Michael Albert responded to my last post by mentioning the game Phutball as a classic result in exactly what I was looking for. Luckily, it is Friday and I haven't done a "game description" post in a while. Here goes!
Phutball is short for Philosopher's Football and is played on the intersections of a 19 x 15 grid (though other sizes are often used). On either end of the long side are the "end zones". There is one ball on the field and any number of "men" (I'll call them athletes). All of these objects reside on the intersections of the grid (see the wikipedia page for nice pictures). The goal of each player is to end a turn with the ball inside the opponents' end zone.
A turn consists of either creating a new athlete in any unoccupied intersection or moving the ball. The ball is moved by "jumping" one or more athletes, removing those athletes, then moving the ball again if the current player wishes. Each jump consists of moving the ball in any of the 8 cardinal directions as long as there is one or more neighboring athlete in that direction (diagonal intersections are considered adjacent). The ball is moved to the next open space in that direction (it may not be moved if no adjacent spaces are available) and the athletes that were jumped are then removed.
I have never played this game, so I have no idea how game play goes. Luckily, I have found some people here to play games with over lunch and this week have played my first ever games of Domineering and Cram! I think next week will consist of some Phutballing!
It relates to Tuesday's post because it is a game where figuring out whether you can win this turn is NP-complete. Furthermore, the game has been shown to be PSPACE-hard to determine which player is winning.

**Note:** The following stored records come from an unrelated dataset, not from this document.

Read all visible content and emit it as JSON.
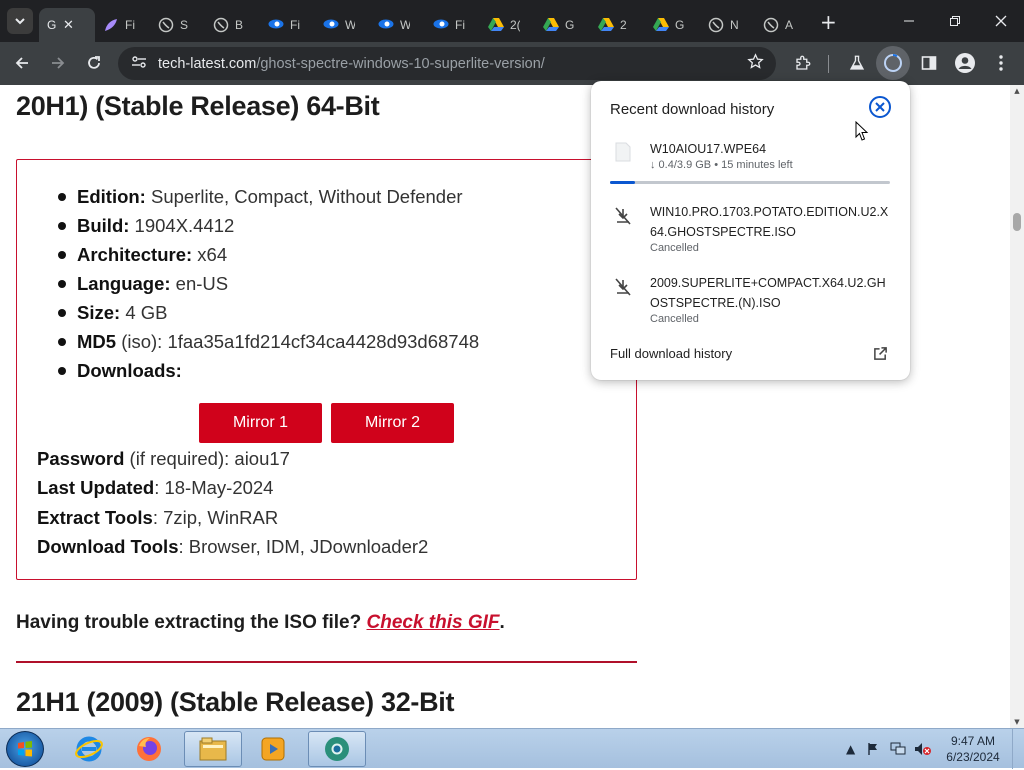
{
  "browser": {
    "active_tab": {
      "title": "G",
      "favicon": "globe-icon"
    },
    "tabs": [
      {
        "title": "Fi",
        "favicon": "purple-feather-icon",
        "color": "#a78bfa"
      },
      {
        "title": "S",
        "favicon": "globe-icon",
        "color": "#9aa0a6"
      },
      {
        "title": "B",
        "favicon": "globe-icon",
        "color": "#9aa0a6"
      },
      {
        "title": "Fi",
        "favicon": "blue-eye-icon",
        "color": "#4285f4"
      },
      {
        "title": "W",
        "favicon": "blue-eye-icon",
        "color": "#4285f4"
      },
      {
        "title": "W",
        "favicon": "blue-eye-icon",
        "color": "#4285f4"
      },
      {
        "title": "Fi",
        "favicon": "blue-eye-icon",
        "color": "#4285f4"
      },
      {
        "title": "2(",
        "favicon": "google-drive-icon",
        "color": "#34a853"
      },
      {
        "title": "G",
        "favicon": "google-drive-icon",
        "color": "#34a853"
      },
      {
        "title": "2",
        "favicon": "google-drive-icon",
        "color": "#34a853"
      },
      {
        "title": "G",
        "favicon": "google-drive-icon",
        "color": "#34a853"
      },
      {
        "title": "N",
        "favicon": "globe-icon",
        "color": "#9aa0a6"
      },
      {
        "title": "A",
        "favicon": "globe-icon",
        "color": "#9aa0a6"
      }
    ],
    "url_host": "tech-latest.com",
    "url_path": "/ghost-spectre-windows-10-superlite-version/"
  },
  "page": {
    "heading_top": "20H1) (Stable Release) 64-Bit",
    "specs": [
      {
        "label": "Edition:",
        "value": " Superlite, Compact, Without Defender"
      },
      {
        "label": "Build:",
        "value": " 1904X.4412"
      },
      {
        "label": "Architecture:",
        "value": " x64"
      },
      {
        "label": "Language:",
        "value": " en-US"
      },
      {
        "label": "Size:",
        "value": " 4 GB"
      },
      {
        "label": "MD5",
        "value": " (iso): 1faa35a1fd214cf34ca4428d93d68748"
      },
      {
        "label": "Downloads:",
        "value": ""
      }
    ],
    "mirror1": "Mirror 1",
    "mirror2": "Mirror 2",
    "info": [
      {
        "label": "Password",
        "value": " (if required): aiou17"
      },
      {
        "label": "Last Updated",
        "value": ": 18-May-2024"
      },
      {
        "label": "Extract Tools",
        "value": ": 7zip, WinRAR"
      },
      {
        "label": "Download Tools",
        "value": ": Browser, IDM, JDownloader2"
      }
    ],
    "trouble_text": "Having trouble extracting the ISO file? ",
    "trouble_link": "Check this GIF",
    "trouble_end": ".",
    "heading_bottom": "21H1 (2009) (Stable Release) 32-Bit"
  },
  "downloads": {
    "title": "Recent download history",
    "items": [
      {
        "name": "W10AIOU17.WPE64",
        "status": "↓ 0.4/3.9 GB • 15 minutes left",
        "progress": 0.09
      },
      {
        "name": "WIN10.PRO.1703.POTATO.EDITION.U2.X64.GHOSTSPECTRE.ISO",
        "status": "Cancelled"
      },
      {
        "name": "2009.SUPERLITE+COMPACT.X64.U2.GHOSTSPECTRE.(N).ISO",
        "status": "Cancelled"
      }
    ],
    "full_history": "Full download history"
  },
  "taskbar": {
    "time": "9:47 AM",
    "date": "6/23/2024",
    "apps": [
      "internet-explorer-icon",
      "firefox-icon",
      "file-explorer-icon",
      "media-player-icon",
      "chrome-icon"
    ]
  },
  "colors": {
    "accent_red": "#d0021b",
    "link_blue": "#0b57d0",
    "chrome_dark": "#202124"
  }
}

I am looking forward to giving this game a try!
The Best Writing on Mathematics 2016
17 hours ago